SI Vault
 
Rex Walters
William F. Reed
April 05, 1993
As Kansas rolled through the Midwest Regional, guard Rex Walters took more shots during his press conferences than he did on the floor. His primary targets were the television touts who had predicted the Jayhawks would be stopped short of New Orleans. "I feel insulted when they pick against us," Walters says. "It makes me want to prove 'em wrong."
Decrease font Decrease font
Enlarge font Enlarge font
April 05, 1993

Rex Walters

View CoverRead All Articles View This Issue

As Kansas rolled through the Midwest Regional, guard Rex Walters took more shots during his press conferences than he did on the floor. His primary targets were the television touts who had predicted the Jayhawks would be stopped short of New Orleans. "I feel insulted when they pick against us," Walters says. "It makes me want to prove 'em wrong."

Even after his team's 83-77 upset of top-seeded Indiana in last Saturday's final in St. Louis, the 6'4" senior was still doing his rebel-with-a-cause routine for the media. "Maybe you don't like guys who give up part of themselves for the team, but that's what this team is all about," said Walters. "You guys love the big-name players who jump over people and talk trash."

Until recently that was an apt description of Walters. He is a big-name player—in Kansas's four tournament wins he averaged 21.8 points—and he has been known to talk his share of trash. This year, though, he has given up some of his offense for the team. Against Indiana he concentrated on working the ball inside to the Jayhawks' big men. The result: Walters scored only 12 points, but he had a game-high eight assists.

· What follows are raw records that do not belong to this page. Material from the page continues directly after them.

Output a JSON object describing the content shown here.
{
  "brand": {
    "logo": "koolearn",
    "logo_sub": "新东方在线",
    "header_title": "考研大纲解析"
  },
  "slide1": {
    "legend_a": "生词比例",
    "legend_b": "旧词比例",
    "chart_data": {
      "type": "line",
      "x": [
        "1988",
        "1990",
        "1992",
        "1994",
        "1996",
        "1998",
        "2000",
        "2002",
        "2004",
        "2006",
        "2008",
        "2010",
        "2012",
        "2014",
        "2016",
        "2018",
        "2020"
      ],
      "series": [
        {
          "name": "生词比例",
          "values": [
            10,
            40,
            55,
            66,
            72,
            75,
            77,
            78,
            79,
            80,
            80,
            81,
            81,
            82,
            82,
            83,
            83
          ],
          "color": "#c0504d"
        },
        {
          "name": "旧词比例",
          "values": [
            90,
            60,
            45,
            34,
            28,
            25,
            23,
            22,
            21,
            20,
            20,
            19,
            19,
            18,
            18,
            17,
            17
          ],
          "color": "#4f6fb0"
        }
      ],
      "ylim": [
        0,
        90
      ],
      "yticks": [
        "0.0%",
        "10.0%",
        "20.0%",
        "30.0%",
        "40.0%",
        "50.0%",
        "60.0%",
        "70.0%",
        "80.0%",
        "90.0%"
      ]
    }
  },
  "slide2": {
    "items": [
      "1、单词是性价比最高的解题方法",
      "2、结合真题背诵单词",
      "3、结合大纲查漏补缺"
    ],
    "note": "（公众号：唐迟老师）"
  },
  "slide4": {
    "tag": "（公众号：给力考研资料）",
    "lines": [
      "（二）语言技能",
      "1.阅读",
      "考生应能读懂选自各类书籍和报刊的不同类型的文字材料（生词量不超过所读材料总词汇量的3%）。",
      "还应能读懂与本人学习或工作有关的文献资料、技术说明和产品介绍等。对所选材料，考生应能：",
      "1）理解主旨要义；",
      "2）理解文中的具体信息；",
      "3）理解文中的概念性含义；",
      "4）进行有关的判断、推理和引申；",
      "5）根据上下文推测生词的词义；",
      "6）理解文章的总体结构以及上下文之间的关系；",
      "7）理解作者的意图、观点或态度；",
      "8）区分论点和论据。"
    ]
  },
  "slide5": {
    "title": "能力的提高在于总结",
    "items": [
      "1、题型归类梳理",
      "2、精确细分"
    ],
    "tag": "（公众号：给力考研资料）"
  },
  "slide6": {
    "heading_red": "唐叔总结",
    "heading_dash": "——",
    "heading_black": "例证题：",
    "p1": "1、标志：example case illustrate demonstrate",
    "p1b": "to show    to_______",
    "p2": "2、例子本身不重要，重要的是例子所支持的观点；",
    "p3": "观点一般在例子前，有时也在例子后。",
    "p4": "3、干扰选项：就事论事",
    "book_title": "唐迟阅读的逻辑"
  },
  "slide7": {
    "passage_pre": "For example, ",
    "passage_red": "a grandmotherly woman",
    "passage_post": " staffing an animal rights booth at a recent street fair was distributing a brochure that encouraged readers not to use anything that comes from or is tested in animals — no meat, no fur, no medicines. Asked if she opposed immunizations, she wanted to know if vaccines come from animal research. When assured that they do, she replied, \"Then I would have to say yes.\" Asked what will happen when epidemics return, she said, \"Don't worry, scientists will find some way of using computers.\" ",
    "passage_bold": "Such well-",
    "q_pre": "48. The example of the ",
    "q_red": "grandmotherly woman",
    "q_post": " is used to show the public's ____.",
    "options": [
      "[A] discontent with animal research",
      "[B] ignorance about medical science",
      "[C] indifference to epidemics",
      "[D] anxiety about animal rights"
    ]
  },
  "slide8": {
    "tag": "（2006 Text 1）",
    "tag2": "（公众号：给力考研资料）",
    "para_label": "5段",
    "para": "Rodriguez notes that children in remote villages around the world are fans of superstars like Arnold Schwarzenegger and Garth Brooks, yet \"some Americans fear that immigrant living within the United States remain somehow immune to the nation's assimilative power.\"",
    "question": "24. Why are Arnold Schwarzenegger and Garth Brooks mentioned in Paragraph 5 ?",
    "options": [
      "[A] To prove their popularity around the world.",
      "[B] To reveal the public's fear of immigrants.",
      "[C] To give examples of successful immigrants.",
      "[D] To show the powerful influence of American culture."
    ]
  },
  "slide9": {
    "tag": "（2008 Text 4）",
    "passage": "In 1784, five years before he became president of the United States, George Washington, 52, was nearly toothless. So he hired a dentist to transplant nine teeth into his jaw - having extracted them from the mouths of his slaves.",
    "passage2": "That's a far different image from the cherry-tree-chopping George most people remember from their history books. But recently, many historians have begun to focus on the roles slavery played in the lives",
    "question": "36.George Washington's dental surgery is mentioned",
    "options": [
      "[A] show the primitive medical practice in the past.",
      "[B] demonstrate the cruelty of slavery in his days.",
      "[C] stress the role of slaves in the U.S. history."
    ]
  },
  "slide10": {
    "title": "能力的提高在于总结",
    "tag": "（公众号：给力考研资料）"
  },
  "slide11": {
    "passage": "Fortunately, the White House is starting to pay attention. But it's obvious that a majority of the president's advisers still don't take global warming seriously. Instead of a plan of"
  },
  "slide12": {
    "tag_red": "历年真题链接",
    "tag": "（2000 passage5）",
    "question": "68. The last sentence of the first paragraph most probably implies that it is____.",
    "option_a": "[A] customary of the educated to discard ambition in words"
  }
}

The media skeptics are only the latest in a long line of naysayers in Walters's basketball life. "When I was in junior high my coach told the high school coach I'd never play there," says Walters, who grew up in San Jose. "I thought that was funny. My high school coach thought I might be able to play in junior college. I thought that was really funny."

Walters went to Northwestern only because UCLA and California didn't recruit him. "I wasn't very strong," he says. "I didn't have good lateral quickness. I was very emotional on the court, and sometimes coaches perceive that as an attitude problem." Walters thought the attitude problem lay with the Wildcats. "Northwestern can be frustrating for a player who wants to win badly," he says. "If they have four wins in the Big Ten, they're happy."

After his sophomore season, 1989-90, in which he averaged 17.6 points, Walters decided to transfer. He figured if he couldn't move to a big-time program, he would play for Stanford or Santa Clara, where his parents, Monte and Yoko, could watch him. But then his AAU coach, Ruben Lunna, contacted Kansas coach Roy Williams, and Williams offered Walters a scholarship. "I jumped at it," Walters says. "I'm a history major, and I'm also interested in basketball history. Kansas is Wilt Chamberlain, JoJo White, Danny Manning."

As a transfer student Walters had to sit out 1990-91, his first season in Kansas. That season the Jayhawks lost to Duke in the national finals. Kansas awarded Walters a Final Four ring, but because he felt he hadn't earned it, he gave it to Yoko. "The one I get this year," he says, "I'm going to wear for a long time."

1